“There’s interactivity, there’s audio, there’s text, there’s music, there are all these different elements to Joycestick, but at the end of the day, it’s more of a new form of storytelling.”

The project is being led by Boston College scholar Joseph Nugent, associate professor of the practice of English, who says Joycestick represents new ground for the teaching of literature.

Interested in Joyce studies and in the relatively new academic field of digital humanities—which looks to further study in the humanities by collaborating with other technology-based fieldsNugent had combined his passions into a class in Boston College out of which the “Joycestick” project emerged.

A venture concerned with collaboration between different skill sets, the team is made up of those who can work on 3D modeling, those who can create the sounds and narration within the game, those who can develop the code, and those versed in “Ulysses” who can construct the narrative for the experience. Working together, they aim to create a virtual world as close to Joyce’s vision as possible.

“For me, Joycestick – and digital humanities – has entirely transformed my career, and led me to a whole area of creativity and possibility,” says Nugent, a native of Mullingar, Ireland.

“As much as I love literature, my traditional training hadn’t offered me the kind of fulfillment that comes from the kind of cutting-edge research technology has made possible.”

Read more: James Joyce is born in Dublin on this day in 1882

Arguments have raged since its first publication in 1922 about whether “Ulysses” can be classed as the “best” or just the “most difficult” English language novel to ever be written.
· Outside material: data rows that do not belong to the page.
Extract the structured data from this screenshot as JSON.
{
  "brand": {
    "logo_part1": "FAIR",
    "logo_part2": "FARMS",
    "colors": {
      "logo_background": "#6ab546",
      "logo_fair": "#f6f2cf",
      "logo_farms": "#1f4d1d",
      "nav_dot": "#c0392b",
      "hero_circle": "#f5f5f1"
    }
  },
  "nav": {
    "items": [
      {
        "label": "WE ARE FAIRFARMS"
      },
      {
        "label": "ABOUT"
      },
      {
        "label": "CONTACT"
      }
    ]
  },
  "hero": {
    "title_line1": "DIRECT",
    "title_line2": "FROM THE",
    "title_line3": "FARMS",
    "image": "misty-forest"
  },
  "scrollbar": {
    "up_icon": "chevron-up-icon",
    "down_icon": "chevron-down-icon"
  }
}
Following the often mundane and tedious activities of one Leopold Bloom, as he travels around Dublin one day in 1904, the 700-and-something page book has been a challenge too far for many people, a challenge that “Joycestick” is hoping to lessen.

“The challenge so far … has probably been turning this novel into a video game,” states Anthony Perasso from the storyboarding team, “but also staying true to the novel and all its complexities at the same time because you don’t want to stray from that and make just a fun game.

“At the end of the day, you want this game to be an educational experience that’s a supplement to reading Ulysses. You can never completely replicate it but you want someone to play this game, to walk away, to take the VR headset off and to feel like they learned something, to feel like one of the characters felt, to experience what one of the characters experienced.”

Begin your Joycean adventure in Martello tower and progress from here onto further scenes where you will be able to pick up objects that will tell you more about the Irish writer’s piéce de resistance.

The project has already supplied us with some samples of what to expect from Joycestick and the different props that will be available.

First, we have an old razor blade:

A bowler hat:

And a gramophone:

“Most times when you read a novel you just move through it, you don’t consider the time period as much as we’re considering it in this class. We’re really taking the time to look at the aesthetic, the photographs, images of the time, the objects ‘Ulysses’ used,”  said Vinny Roca, a student on the design team, of the game’s visual elements.

In fact, some of the scenes in the VR experience were recreated by filming and photographing sites in Ireland. All the objects had to be researched, scaled and linked to the text; touching an object triggers a recorded narration from the book, along with other sounds, to explain its significance to the novel.

First exhibited in Rome, where Joyce spent a portion of his life, in February 2017, the project will also hold an exhibit this Bloomsday, Friday, June 16, in Dublin and then travel to Toronto for an exhibit on June 21.

You can find more information on the project at http://joycestick.com/.

Would you be more likely to embrace works such as “Ulysses” is they were offered in a virtual reality or some other kind of game format? How would Joyce feel about it? Let us know your thoughts on Joycestick in the comments section below.  

A screenshot from gameplay in Joycestick. Joycestick